When you know how to harvest basil, your plants will produce for a long time. But, often new gardeners pick leaves the wrong way. And they do this by simply plucking any random leaf off the plant. But when basil is picked this way, the plants may decline fast and give up the ghost early in the season. Fortunately, it’s pretty easy to harvest basil the right way.
How to harvest basil when your plants are young:
When your basil plants are young, picking them by “tipping” is ideal. That’s because tip buds of a branch excrete a hormone that tells all the little buds on that branch what to do. So, if you take out that bud by tipping, the little lateral buds at the base of each leaf are released from hormonal shackles. And, those buds open up and form new shoots and leaves.
This is a good way to get plants like basil to keep growing for us even as we harvest from them.
In fact, within about a week after you take out tip shoots from your basil, the buds just below the point where you harvested will open up and form new shoots. That means you’ll have new shoots to tip harvest soon. Plus, the plant will stay fairly compact and very bushy. And, you’ll be able to repeat the process over and over again throughout the season.
But, each time you pinch out a tip, try not to pinch below the point where you pinched last time.
Frequency is also an important part of how to harvest basil.
It is important that you do repeat the pinching back process regularly. That’s because tip buds on basil will eventually try to become flower buds. And, if the plant begins to flower and go to seed, it will lose flavor. Plus, it may become woody and have less resilience for forming new, tasty tender shoots. However, if you pinch out those tip buds even if they’re showing signs of becoming a flower, you can keep that delicious growing cycle growing strong longer.
However, this is a terrible way to prune most plants.
Tipping is a great way to prune basil for maximum harvests. But cutting other plants this way isn’t really ideal. If you’d like to learn more about pruning other herbs and other plants, sign up for the Garden Mentors Gardening Academy!
What if your basil’s big leaves are shading the interior?
Usually it isn’t ideal to pluck leaves individually from basil. However, if your plant does have lots of really big lateral leaves. And if those leaves are shading out the interior of the plant, you might harvest a few of these big leaves.
But don’t take all of them. That’s because plucking a lot of single leaves can put a significant drain on the plant and cause it to decline rapidly.
This kind of big leaf shading happens a lot with lettuce leaf basil.
How to harvest basil late in the growing season:
Basil plants will decline rapidly as shorter days and cooler nights of fall arrive. And, as they decline, their stems become more woody. And, their older leaves begin to yellow and fall off. Plus, if basil gets too cold, the leaves will blacken.
So, before this happens stop pinching your basil and be brutal. And than means cut down the remaining plant to harvest everything. This is important because basil is an annual plant, and it won’t survive the winter outdoors.
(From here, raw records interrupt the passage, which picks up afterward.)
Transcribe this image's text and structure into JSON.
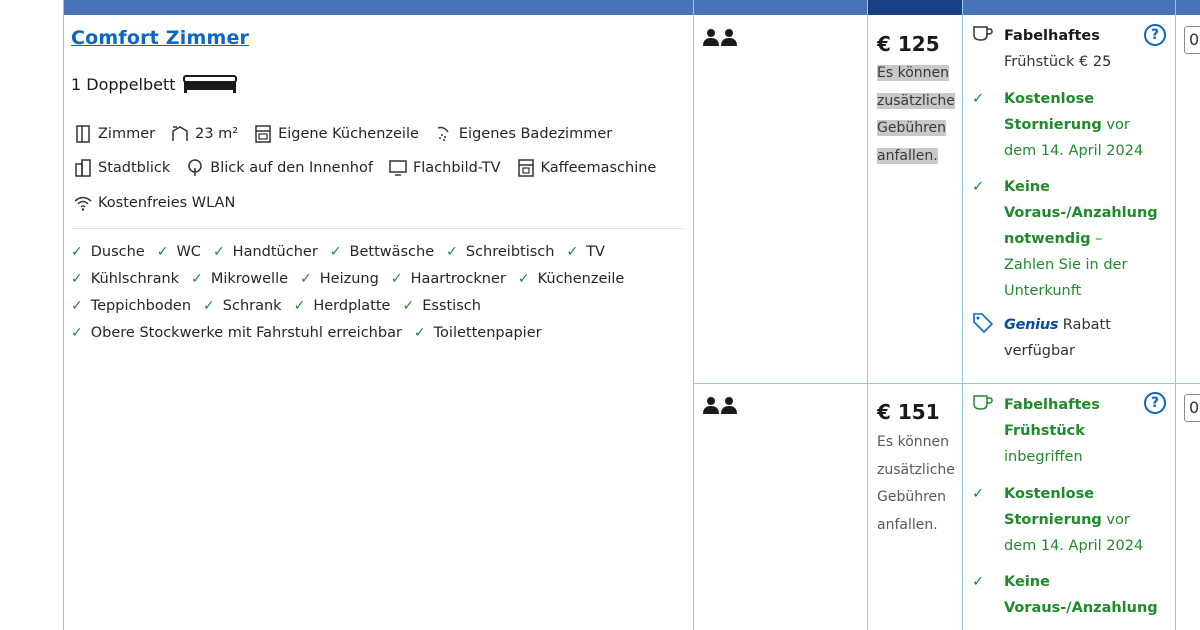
{
  "room": {
    "title": "Comfort Zimmer",
    "bed": "1 Doppelbett",
    "facilities_row1": [
      {
        "label": "Zimmer",
        "icon": "door-icon"
      },
      {
        "label": "23 m²",
        "icon": "room-size-icon"
      },
      {
        "label": "Eigene Küchenzeile",
        "icon": "kitchenette-icon"
      },
      {
        "label": "Eigenes Badezimmer",
        "icon": "shower-icon"
      }
    ],
    "facilities_row2": [
      {
        "label": "Stadtblick",
        "icon": "city-view-icon"
      },
      {
        "label": "Blick auf den Innenhof",
        "icon": "tree-icon"
      },
      {
        "label": "Flachbild-TV",
        "icon": "tv-icon"
      },
      {
        "label": "Kaffeemaschine",
        "icon": "coffee-machine-icon"
      }
    ],
    "facilities_row3": [
      {
        "label": "Kostenfreies WLAN",
        "icon": "wifi-icon"
      }
    ],
    "amenities_rows": [
      [
        "Dusche",
        "WC",
        "Handtücher",
        "Bettwäsche",
        "Schreibtisch",
        "TV"
      ],
      [
        "Kühlschrank",
        "Mikrowelle",
        "Heizung",
        "Haartrockner",
        "Küchenzeile"
      ],
      [
        "Teppichboden",
        "Schrank",
        "Herdplatte",
        "Esstisch"
      ],
      [
        "Obere Stockwerke mit Fahrstuhl erreichbar",
        "Toilettenpapier"
      ]
    ]
  },
  "options": [
    {
      "price": "€ 125",
      "fee_lines": [
        "Es können",
        "zusätzliche",
        "Gebühren",
        "anfallen."
      ],
      "breakfast_bold": "Fabelhaftes",
      "breakfast_rest": "Frühstück € 25",
      "cancel_bold1": "Kostenlose",
      "cancel_bold2": "Stornierung",
      "cancel_rest1": " vor",
      "cancel_rest2": "dem 14. April 2024",
      "prepay_bold1": "Keine",
      "prepay_bold2": "Voraus-/Anzahlung",
      "prepay_bold3": "notwendig",
      "prepay_rest1": " –",
      "prepay_rest2": "Zahlen Sie in der",
      "prepay_rest3": "Unterkunft",
      "genius_label": "Genius",
      "genius_rest1": " Rabatt",
      "genius_rest2": "verfügbar",
      "qty": "0"
    },
    {
      "price": "€ 151",
      "fee_lines": [
        "Es können",
        "zusätzliche",
        "Gebühren",
        "anfallen."
      ],
      "breakfast_bold1": "Fabelhaftes",
      "breakfast_bold2": "Frühstück",
      "breakfast_rest": "inbegriffen",
      "cancel_bold1": "Kostenlose",
      "cancel_bold2": "Stornierung",
      "cancel_rest1": " vor",
      "cancel_rest2": "dem 14. April 2024",
      "prepay_bold1": "Keine",
      "prepay_bold2": "Voraus-/Anzahlung",
      "qty": "0"
    }
  ],
  "help_label": "?",
  "check_glyph": "✓"
}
But, is it possible to keep growing basil indoors in winter?
It may be possible harvest basil in winter too. But, this will require growing basil indoors. Or, if you have a heated greenhouse with lights, that might do the trick.
If you plan to keep a summer basil plant growing indoors through winter, be sure to bring it indoors well before summer ends. And, place it in a very sunny location. Finally, don’t let it bloom. That’s because once it flowers, your basil plant will probably end its lifecycle no matter where you’re growing it.
Now that you’ve harvested your basil…
Try our dairy-free rosemary basil pesto recipe. It’s great fresh or preserved. And, we’ve included instructions for both.